Mr P died Monday in Sydney. He became the richest man in the country, turning his inheritance worth millions into an empire worth billions. He was 68 when he died and had been ill for decades. He controlled television networks and magazines, as well as many casinos. He was the first to cover cricket matches on satellite television, transforming the global cricket scene. P sold his TV network for $500 million, then bought it back 3 years later for $100 million. He suffered from polio and dyslexia as a child, and lost a kidney to cancer at the age of 40. He later had a heart attack in 1990 and a kidney transplant in 2000. A friend of 20 years gave him the kidney. Pwas reported to be the "rudest and most frightening man ever" but also known for his generosity; taking care of poor working families and supporting hospitals across the country. His only son James succeeded him in the family business in 2000.

Wednesday, December 1, 2010

How do you measure a life? Part III

If you are a careful and regular reader you will know that I started this thread on How Do You Measure A Life on Monday. A member of my family died yesterday and I failed to write my blog. I was totally consumed and could not write. Today I am ready.
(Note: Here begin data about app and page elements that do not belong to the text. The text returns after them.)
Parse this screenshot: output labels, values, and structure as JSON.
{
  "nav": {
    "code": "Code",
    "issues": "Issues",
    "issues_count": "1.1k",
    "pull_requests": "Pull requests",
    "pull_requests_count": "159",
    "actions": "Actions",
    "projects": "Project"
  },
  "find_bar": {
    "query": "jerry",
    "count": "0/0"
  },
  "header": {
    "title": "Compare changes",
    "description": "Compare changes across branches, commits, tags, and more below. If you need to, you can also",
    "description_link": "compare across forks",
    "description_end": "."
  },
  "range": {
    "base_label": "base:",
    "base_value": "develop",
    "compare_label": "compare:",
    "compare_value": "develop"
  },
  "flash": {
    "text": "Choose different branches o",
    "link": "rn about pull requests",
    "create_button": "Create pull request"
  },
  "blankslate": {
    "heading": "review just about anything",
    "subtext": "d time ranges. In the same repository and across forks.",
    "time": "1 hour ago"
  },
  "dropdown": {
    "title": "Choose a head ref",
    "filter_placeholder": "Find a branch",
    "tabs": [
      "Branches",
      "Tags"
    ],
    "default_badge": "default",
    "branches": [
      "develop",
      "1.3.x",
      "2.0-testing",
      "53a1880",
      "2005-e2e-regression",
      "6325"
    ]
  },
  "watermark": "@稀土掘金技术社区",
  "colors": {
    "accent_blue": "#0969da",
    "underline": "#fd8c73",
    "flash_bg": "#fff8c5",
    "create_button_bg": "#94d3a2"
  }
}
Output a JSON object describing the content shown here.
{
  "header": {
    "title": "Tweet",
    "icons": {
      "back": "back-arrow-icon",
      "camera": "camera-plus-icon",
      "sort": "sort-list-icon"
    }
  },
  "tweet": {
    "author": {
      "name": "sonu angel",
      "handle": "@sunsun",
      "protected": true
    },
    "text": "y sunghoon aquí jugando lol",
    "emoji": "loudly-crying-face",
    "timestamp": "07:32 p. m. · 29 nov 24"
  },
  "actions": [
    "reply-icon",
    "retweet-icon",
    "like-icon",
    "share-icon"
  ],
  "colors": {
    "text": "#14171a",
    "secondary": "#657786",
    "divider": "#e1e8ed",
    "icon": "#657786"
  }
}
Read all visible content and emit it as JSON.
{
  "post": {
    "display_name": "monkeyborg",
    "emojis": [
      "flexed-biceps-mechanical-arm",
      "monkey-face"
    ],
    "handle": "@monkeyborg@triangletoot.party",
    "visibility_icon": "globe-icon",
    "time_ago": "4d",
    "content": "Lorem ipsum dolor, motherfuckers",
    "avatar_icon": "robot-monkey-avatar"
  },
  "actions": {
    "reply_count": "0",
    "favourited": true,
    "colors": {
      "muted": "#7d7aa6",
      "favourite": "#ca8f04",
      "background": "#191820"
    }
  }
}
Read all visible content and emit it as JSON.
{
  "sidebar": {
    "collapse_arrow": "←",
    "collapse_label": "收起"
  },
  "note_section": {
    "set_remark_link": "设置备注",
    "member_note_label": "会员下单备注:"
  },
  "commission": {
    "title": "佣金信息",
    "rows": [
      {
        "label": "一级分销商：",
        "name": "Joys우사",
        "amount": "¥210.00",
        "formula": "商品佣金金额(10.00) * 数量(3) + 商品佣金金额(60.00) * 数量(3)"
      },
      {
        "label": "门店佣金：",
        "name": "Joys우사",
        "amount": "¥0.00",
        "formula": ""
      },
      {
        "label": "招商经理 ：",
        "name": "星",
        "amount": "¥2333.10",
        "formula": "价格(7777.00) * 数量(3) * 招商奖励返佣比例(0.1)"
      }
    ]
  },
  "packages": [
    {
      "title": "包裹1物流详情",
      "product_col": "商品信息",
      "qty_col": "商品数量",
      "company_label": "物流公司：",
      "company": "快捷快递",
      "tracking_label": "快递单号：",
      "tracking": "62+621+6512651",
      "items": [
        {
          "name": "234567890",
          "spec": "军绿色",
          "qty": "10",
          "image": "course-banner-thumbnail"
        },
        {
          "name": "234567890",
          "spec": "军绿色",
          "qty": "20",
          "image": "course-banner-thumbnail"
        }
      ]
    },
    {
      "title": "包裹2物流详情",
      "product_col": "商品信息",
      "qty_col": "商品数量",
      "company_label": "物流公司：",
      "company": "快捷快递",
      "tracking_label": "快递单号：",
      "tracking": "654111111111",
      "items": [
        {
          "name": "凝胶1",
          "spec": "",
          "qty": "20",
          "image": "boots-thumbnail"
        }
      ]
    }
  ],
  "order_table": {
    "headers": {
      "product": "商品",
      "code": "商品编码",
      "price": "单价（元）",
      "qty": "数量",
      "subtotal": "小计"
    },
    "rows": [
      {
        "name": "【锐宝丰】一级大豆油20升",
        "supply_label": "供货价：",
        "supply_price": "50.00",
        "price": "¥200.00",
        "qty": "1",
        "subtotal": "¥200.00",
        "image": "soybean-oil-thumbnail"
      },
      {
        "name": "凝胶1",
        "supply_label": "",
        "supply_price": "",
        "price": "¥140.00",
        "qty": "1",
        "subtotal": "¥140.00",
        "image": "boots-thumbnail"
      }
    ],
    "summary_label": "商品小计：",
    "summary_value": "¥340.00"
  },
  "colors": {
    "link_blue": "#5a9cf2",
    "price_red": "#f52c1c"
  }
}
Much of what happens when a person dies can't be explained or measured by math:
  • how does the cat know we are sad?
  • at what speed is the flood of thoughts and feelings and memories moving?
  • how can the normal passage of time become warped? moving more slowly, then quickly
  • what's the height of the wave of good feelings, encouragement, hope and prayers that wash over you?
  • who's turned the volume control of love, remorse, guilt, forgiveness and joy up to 11?
Then we have the math items which come along too:
  • the doors of the social security vault slam shut; zero more dollars will be coming out
  • the fees of the attorneys begin to add up; cha-ching!
  • the limits for mobile phone minutes and texts are soon exceeded
  • the estate (a vague and slowly coalescing mass) will eventually be divided 4 ways
  • another 2500 slowly-fading photographs are added to the "I'll scan them someday" pile
Those are relatively straight-forward math operations, even if we accomplish them in the midst of an elaborate dance dictated by tax rules and probate courts. Much more elaborate trains of reasoning (a major subject area of Excel Math) begin winding through the minds of those who knew the dearly-departed:
  1. I want to go to the memorial service
  2. I don't want to go, I might cry foolishly. 
  3. I have nothing suitable to wear.
  4. I can get a new outfit!
  5. Aunt Mabel will be there, no way am I going
  6. Cousin Bill will be there, of course I'll go
  7. It's on a weekday, I'll take off work (Hooray!)
  8. This will use some of my frequent flier miles - hmmm (Grandma vs spring break) hmmm
  9. If I don't go someone will notice, then no one will come to my memorial service
  10. She's my Grandma, I'm going to say goodbye, no matter what